Various psychological theories dealing with human development talk about "stages". Basically according to child development and psychological research every individual will progress through the same stages in a fixed chronological order, with genetic and or environmental factors speeding or slowing down the rate at which each individual reaches the next stage (Unicef, 2015).
Younger Years (Birth-6 years old)
At this stage the most influential people in a child’s life are the people they are surrounded by the most, these being their family members and early childhood educators.
At Perivoli we focus on providing these group of children with the most stability and care possible. Although the youngest children at the Country school are between 5 and 6 years of age, it is very important to allow these children the chance of developing all their necessary skills in a supportive and stimulating environment. The children’s parents work and live on Okonjima, with most of them barely having completed high school. Thus at Okonjima, part of the Environmental Education program is teaching the adults how to take care of their kids in a way that will allow them to later on join the Perivoli Country School.
According to Unicef (2015) some of the Cognitive developments experienced in this stage resemble the following:
- Early experience of shapes, colours, people, animals, sounds, rhythms, places - developing language.
- Developing awareness and sensitivity to differences in gender, race, disability and early formation of social attitudes.
- Difficulty in distinguishing fantasy from reality and difficulty in understanding causality (that one thing/action leads to another).
- Concentrating on the concrete aspects of reality (what I can see, hear, touch).
- Difficulty in understanding codes and conventions of television (like close-up, rerun, flashback, thought bubbles).
- Growing awareness of gender and other “differences”.
Middle Years (Seven -10)
This stage is based on children gradually developing into more independent and separate human beings, confident enough to explore their world around them.

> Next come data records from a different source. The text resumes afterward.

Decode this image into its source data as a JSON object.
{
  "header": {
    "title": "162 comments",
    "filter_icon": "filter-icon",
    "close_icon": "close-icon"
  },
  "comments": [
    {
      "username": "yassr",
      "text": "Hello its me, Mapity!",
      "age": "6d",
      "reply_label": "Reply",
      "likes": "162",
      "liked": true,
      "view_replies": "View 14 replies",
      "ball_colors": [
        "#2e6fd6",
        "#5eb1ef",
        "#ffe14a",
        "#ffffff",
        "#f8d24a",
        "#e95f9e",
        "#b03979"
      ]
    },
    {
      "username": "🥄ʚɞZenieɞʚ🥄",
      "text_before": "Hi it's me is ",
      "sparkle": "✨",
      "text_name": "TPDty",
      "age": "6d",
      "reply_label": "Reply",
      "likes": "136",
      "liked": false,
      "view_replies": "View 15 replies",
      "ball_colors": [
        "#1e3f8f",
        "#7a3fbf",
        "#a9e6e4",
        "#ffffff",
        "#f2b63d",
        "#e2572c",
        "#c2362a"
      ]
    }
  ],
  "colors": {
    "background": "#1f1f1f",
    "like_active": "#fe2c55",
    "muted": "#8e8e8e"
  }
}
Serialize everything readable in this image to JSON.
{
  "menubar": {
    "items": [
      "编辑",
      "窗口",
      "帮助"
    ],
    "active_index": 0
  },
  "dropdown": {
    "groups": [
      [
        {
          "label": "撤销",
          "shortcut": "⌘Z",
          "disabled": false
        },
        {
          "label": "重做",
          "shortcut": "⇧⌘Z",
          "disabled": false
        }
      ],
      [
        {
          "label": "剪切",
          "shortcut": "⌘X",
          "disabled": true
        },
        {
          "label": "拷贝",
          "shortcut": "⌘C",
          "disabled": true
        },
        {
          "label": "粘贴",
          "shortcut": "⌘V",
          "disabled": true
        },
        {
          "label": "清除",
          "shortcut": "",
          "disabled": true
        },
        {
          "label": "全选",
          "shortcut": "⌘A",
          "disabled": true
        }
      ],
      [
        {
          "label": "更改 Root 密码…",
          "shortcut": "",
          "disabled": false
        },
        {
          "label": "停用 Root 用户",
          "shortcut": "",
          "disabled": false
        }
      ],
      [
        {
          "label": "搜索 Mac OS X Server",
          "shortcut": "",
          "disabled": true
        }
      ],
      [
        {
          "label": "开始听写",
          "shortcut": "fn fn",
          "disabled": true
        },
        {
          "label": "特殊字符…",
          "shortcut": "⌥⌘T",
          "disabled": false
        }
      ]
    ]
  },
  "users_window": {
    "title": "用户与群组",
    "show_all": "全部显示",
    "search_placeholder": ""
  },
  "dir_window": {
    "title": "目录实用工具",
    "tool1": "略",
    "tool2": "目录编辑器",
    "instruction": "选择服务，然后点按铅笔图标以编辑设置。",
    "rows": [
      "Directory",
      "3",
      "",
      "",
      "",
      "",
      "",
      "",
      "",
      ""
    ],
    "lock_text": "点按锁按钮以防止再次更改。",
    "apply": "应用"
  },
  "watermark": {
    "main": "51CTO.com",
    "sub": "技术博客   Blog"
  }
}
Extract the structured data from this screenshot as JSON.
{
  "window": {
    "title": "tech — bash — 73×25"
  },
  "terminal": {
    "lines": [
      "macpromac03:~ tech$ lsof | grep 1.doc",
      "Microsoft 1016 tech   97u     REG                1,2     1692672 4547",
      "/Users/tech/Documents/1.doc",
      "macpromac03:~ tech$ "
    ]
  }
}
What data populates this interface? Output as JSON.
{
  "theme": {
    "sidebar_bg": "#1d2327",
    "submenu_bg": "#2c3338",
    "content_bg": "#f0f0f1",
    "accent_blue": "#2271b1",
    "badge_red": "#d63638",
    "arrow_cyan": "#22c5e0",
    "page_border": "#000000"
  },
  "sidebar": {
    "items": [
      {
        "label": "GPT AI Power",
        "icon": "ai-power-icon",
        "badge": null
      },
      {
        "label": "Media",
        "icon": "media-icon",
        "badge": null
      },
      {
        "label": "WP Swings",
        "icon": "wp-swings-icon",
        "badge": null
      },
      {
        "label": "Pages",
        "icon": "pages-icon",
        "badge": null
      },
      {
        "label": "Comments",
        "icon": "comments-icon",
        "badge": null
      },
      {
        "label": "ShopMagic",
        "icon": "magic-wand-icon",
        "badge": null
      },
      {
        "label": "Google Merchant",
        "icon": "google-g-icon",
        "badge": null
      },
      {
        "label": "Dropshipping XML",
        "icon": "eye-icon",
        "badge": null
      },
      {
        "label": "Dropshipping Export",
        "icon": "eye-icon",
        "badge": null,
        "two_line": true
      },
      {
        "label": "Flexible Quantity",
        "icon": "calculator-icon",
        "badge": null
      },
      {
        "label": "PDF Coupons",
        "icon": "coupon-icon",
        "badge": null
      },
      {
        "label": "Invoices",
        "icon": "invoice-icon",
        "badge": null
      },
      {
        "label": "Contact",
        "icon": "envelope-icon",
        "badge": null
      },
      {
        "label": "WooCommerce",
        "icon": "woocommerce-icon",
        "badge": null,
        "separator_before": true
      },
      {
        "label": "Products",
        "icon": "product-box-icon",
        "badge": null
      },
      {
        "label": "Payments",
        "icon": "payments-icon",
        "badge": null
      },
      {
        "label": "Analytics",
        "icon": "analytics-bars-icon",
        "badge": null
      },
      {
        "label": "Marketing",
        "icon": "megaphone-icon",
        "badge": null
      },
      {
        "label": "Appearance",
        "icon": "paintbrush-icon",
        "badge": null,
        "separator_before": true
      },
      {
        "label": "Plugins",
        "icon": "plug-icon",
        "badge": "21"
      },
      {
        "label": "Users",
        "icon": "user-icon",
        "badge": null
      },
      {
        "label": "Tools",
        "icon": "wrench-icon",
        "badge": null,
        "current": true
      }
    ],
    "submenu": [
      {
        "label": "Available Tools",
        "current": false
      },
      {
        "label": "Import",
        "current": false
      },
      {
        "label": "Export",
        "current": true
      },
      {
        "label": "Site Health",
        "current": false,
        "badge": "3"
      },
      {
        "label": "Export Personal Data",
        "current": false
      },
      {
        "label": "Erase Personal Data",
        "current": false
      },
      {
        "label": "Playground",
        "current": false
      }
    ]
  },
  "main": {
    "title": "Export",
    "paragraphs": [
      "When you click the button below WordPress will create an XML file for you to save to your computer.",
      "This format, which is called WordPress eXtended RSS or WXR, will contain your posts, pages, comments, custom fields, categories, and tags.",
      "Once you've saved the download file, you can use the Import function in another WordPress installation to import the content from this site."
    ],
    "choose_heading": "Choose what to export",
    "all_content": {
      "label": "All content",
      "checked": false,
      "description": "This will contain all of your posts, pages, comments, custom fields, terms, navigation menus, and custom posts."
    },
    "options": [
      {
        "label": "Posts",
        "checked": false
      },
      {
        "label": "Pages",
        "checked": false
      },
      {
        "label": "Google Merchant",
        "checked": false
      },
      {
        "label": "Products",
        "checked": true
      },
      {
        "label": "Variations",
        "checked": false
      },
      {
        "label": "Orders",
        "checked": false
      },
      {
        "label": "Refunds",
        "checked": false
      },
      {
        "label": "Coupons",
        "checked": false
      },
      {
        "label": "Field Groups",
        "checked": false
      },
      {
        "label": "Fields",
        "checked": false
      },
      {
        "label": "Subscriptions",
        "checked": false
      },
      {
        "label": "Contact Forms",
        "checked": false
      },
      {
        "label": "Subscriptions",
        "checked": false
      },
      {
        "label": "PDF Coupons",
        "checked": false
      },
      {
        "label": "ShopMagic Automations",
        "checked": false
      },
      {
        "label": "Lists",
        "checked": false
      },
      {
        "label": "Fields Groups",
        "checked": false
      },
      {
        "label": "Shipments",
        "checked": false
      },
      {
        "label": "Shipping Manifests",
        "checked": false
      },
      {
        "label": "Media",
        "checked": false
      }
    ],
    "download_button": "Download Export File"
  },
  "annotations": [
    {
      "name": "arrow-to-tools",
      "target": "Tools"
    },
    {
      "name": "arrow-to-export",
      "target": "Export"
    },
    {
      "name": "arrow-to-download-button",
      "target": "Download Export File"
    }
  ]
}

Language is more developed, new and enormous amounts of information is learned as well as additional skills acquired. Curiosity pushes their little minds into strange unchartered waters, which is how social skills and friendships are formed. This is also the time where children are more prone and receptive to a variety of exclusion practices, such as gender, race stereotyping as well as bullying (Unicef, 2015).
What children are exposed to at home and during their school or pre school hours is what impacts their attitudes, views as well as behaviours.
As mentioned by Unicef (2015) the Cognitive development experienced in this stage are:
- Better distinguishing between fantasy and reality.
- Understanding inner motivation of characters.
- Understanding causality (that one thing leads to another).
- Using more sophisticated language.
- Developing problem-solving and critical thinking skills.
- Developing understanding of television and other media codes and conventions (use of camera shots and editing, sound and music cues, etc.)
More information on child development milestones: Unicef child development information (pdf)